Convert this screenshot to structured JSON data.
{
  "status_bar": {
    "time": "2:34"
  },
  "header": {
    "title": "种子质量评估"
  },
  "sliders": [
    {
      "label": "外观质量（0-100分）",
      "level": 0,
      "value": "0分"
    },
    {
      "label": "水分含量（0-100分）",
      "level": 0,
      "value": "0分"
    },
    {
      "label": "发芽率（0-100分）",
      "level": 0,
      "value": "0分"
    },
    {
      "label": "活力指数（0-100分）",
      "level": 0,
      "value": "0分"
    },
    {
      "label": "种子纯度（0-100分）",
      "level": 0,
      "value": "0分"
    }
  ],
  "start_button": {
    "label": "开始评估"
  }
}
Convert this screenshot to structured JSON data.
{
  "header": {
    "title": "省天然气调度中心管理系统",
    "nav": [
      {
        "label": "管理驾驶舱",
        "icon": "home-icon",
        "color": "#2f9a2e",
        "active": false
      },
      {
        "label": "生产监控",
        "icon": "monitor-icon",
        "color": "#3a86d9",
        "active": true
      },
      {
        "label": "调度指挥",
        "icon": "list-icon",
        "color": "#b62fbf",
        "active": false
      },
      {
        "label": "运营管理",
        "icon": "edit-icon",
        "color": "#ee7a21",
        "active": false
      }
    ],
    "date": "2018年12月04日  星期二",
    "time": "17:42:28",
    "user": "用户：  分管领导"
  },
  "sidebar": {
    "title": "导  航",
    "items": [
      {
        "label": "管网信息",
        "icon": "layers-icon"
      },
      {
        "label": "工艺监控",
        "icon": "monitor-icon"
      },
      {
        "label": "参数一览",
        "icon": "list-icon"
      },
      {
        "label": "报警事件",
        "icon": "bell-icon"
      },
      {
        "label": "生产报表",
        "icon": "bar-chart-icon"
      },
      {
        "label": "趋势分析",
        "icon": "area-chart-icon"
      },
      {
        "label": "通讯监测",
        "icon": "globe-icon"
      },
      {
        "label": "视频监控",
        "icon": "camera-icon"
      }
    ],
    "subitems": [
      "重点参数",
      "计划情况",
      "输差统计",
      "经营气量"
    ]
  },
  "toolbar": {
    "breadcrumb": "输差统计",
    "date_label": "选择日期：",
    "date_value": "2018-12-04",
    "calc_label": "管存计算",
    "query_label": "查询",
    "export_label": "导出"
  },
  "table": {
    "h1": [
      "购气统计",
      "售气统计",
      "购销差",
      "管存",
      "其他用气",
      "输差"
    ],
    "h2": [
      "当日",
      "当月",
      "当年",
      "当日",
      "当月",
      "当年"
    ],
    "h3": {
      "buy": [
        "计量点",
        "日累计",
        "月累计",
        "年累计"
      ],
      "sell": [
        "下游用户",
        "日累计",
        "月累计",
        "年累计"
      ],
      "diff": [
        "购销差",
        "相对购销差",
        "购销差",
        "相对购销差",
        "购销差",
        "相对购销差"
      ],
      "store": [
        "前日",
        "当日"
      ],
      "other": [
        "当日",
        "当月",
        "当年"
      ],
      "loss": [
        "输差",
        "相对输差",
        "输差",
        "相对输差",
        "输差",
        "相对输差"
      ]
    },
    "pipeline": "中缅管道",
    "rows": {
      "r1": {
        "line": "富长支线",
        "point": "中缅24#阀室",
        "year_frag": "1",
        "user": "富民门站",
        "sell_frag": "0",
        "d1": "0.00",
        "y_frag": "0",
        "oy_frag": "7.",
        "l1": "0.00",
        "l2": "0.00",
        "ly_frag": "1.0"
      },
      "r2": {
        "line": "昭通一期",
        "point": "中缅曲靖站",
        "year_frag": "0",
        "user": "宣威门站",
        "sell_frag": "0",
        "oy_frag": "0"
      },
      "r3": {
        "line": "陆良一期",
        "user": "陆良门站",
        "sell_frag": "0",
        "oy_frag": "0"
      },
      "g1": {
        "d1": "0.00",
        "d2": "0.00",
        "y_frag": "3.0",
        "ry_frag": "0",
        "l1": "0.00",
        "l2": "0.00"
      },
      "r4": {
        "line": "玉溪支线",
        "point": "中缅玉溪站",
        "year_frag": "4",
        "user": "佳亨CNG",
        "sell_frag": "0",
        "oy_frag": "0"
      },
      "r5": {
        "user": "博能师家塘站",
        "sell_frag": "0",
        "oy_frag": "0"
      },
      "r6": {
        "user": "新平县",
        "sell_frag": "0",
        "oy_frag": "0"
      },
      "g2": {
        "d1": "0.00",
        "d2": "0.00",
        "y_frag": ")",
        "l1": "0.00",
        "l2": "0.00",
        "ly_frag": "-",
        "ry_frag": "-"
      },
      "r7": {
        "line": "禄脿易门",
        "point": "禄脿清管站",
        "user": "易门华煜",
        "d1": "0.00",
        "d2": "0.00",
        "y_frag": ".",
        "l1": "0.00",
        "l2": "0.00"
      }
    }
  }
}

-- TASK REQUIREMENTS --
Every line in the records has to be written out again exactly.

-- RESULT --
Convert this screenshot to structured JSON data.
{
  "status_bar": {
    "time": "2:34"
  },
  "header": {
    "title": "种子质量评估"
  },
  "sliders": [
    {
      "label": "外观质量（0-100分）",
      "level": 0,
      "value": "0分"
    },
    {
      "label": "水分含量（0-100分）",
      "level": 0,
      "value": "0分"
    },
    {
      "label": "发芽率（0-100分）",
      "level": 0,
      "value": "0分"
    },
    {
      "label": "活力指数（0-100分）",
      "level": 0,
      "value": "0分"
    },
    {
      "label": "种子纯度（0-100分）",
      "level": 0,
      "value": "0分"
    }
  ],
  "start_button": {
    "label": "开始评估"
  }
}
Convert this screenshot to structured JSON data.
{
  "header": {
    "title": "省天然气调度中心管理系统",
    "nav": [
      {
        "label": "管理驾驶舱",
        "icon": "home-icon",
        "color": "#2f9a2e",
        "active": false
      },
      {
        "label": "生产监控",
        "icon": "monitor-icon",
        "color": "#3a86d9",
        "active": true
      },
      {
        "label": "调度指挥",
        "icon": "list-icon",
        "color": "#b62fbf",
        "active": false
      },
      {
        "label": "运营管理",
        "icon": "edit-icon",
        "color": "#ee7a21",
        "active": false
      }
    ],
    "date": "2018年12月04日  星期二",
    "time": "17:42:28",
    "user": "用户：  分管领导"
  },
  "sidebar": {
    "title": "导  航",
    "items": [
      {
        "label": "管网信息",
        "icon": "layers-icon"
      },
      {
        "label": "工艺监控",
        "icon": "monitor-icon"
      },
      {
        "label": "参数一览",
        "icon": "list-icon"
      },
      {
        "label": "报警事件",
        "icon": "bell-icon"
      },
      {
        "label": "生产报表",
        "icon": "bar-chart-icon"
      },
      {
        "label": "趋势分析",
        "icon": "area-chart-icon"
      },
      {
        "label": "通讯监测",
        "icon": "globe-icon"
      },
      {
        "label": "视频监控",
        "icon": "camera-icon"
      }
    ],
    "subitems": [
      "重点参数",
      "计划情况",
      "输差统计",
      "经营气量"
    ]
  },
  "toolbar": {
    "breadcrumb": "输差统计",
    "date_label": "选择日期：",
    "date_value": "2018-12-04",
    "calc_label": "管存计算",
    "query_label": "查询",
    "export_label": "导出"
  },
  "table": {
    "h1": [
      "购气统计",
      "售气统计",
      "购销差",
      "管存",
      "其他用气",
      "输差"
    ],
    "h2": [
      "当日",
      "当月",
      "当年",
      "当日",
      "当月",
      "当年"
    ],
    "h3": {
      "buy": [
        "计量点",
        "日累计",
        "月累计",
        "年累计"
      ],
      "sell": [
        "下游用户",
        "日累计",
        "月累计",
        "年累计"
      ],
      "diff": [
        "购销差",
        "相对购销差",
        "购销差",
        "相对购销差",
        "购销差",
        "相对购销差"
      ],
      "store": [
        "前日",
        "当日"
      ],
      "other": [
        "当日",
        "当月",
        "当年"
      ],
      "loss": [
        "输差",
        "相对输差",
        "输差",
        "相对输差",
        "输差",
        "相对输差"
      ]
    },
    "pipeline": "中缅管道",
    "rows": {
      "r1": {
        "line": "富长支线",
        "point": "中缅24#阀室",
        "year_frag": "1",
        "user": "富民门站",
        "sell_frag": "0",
        "d1": "0.00",
        "y_frag": "0",
        "oy_frag": "7.",
        "l1": "0.00",
        "l2": "0.00",
        "ly_frag": "1.0"
      },
      "r2": {
        "line": "昭通一期",
        "point": "中缅曲靖站",
        "year_frag": "0",
        "user": "宣威门站",
        "sell_frag": "0",
        "oy_frag": "0"
      },
      "r3": {
        "line": "陆良一期",
        "user": "陆良门站",
        "sell_frag": "0",
        "oy_frag": "0"
      },
      "g1": {
        "d1": "0.00",
        "d2": "0.00",
        "y_frag": "3.0",
        "ry_frag": "0",
        "l1": "0.00",
        "l2": "0.00"
      },
      "r4": {
        "line": "玉溪支线",
        "point": "中缅玉溪站",
        "year_frag": "4",
        "user": "佳亨CNG",
        "sell_frag": "0",
        "oy_frag": "0"
      },
      "r5": {
        "user": "博能师家塘站",
        "sell_frag": "0",
        "oy_frag": "0"
      },
      "r6": {
        "user": "新平县",
        "sell_frag": "0",
        "oy_frag": "0"
      },
      "g2": {
        "d1": "0.00",
        "d2": "0.00",
        "y_frag": ")",
        "l1": "0.00",
        "l2": "0.00",
        "ly_frag": "-",
        "ry_frag": "-"
      },
      "r7": {
        "line": "禄脿易门",
        "point": "禄脿清管站",
        "user": "易门华煜",
        "d1": "0.00",
        "d2": "0.00",
        "y_frag": ".",
        "l1": "0.00",
        "l2": "0.00"
      }
    }
  }
}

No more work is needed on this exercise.